#### [DATASET RECORDS]

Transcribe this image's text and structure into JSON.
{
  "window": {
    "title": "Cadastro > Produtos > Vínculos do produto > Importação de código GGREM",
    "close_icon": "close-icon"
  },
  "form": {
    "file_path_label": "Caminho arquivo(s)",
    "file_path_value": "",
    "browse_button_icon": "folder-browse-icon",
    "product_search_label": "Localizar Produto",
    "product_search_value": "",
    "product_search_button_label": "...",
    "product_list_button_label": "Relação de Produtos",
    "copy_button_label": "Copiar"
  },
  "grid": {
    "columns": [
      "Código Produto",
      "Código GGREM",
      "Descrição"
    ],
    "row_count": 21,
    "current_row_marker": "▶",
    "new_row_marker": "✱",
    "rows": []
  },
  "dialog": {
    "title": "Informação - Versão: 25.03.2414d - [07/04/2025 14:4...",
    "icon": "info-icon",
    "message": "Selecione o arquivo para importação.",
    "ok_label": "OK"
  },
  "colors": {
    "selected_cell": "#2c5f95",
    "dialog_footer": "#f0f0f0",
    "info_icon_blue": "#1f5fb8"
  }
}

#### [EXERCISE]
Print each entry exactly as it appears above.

#### [EXPECTED OUTPUT]
Transcribe this image's text and structure into JSON.
{
  "window": {
    "title": "Cadastro > Produtos > Vínculos do produto > Importação de código GGREM",
    "close_icon": "close-icon"
  },
  "form": {
    "file_path_label": "Caminho arquivo(s)",
    "file_path_value": "",
    "browse_button_icon": "folder-browse-icon",
    "product_search_label": "Localizar Produto",
    "product_search_value": "",
    "product_search_button_label": "...",
    "product_list_button_label": "Relação de Produtos",
    "copy_button_label": "Copiar"
  },
  "grid": {
    "columns": [
      "Código Produto",
      "Código GGREM",
      "Descrição"
    ],
    "row_count": 21,
    "current_row_marker": "▶",
    "new_row_marker": "✱",
    "rows": []
  },
  "dialog": {
    "title": "Informação - Versão: 25.03.2414d - [07/04/2025 14:4...",
    "icon": "info-icon",
    "message": "Selecione o arquivo para importação.",
    "ok_label": "OK"
  },
  "colors": {
    "selected_cell": "#2c5f95",
    "dialog_footer": "#f0f0f0",
    "info_icon_blue": "#1f5fb8"
  }
}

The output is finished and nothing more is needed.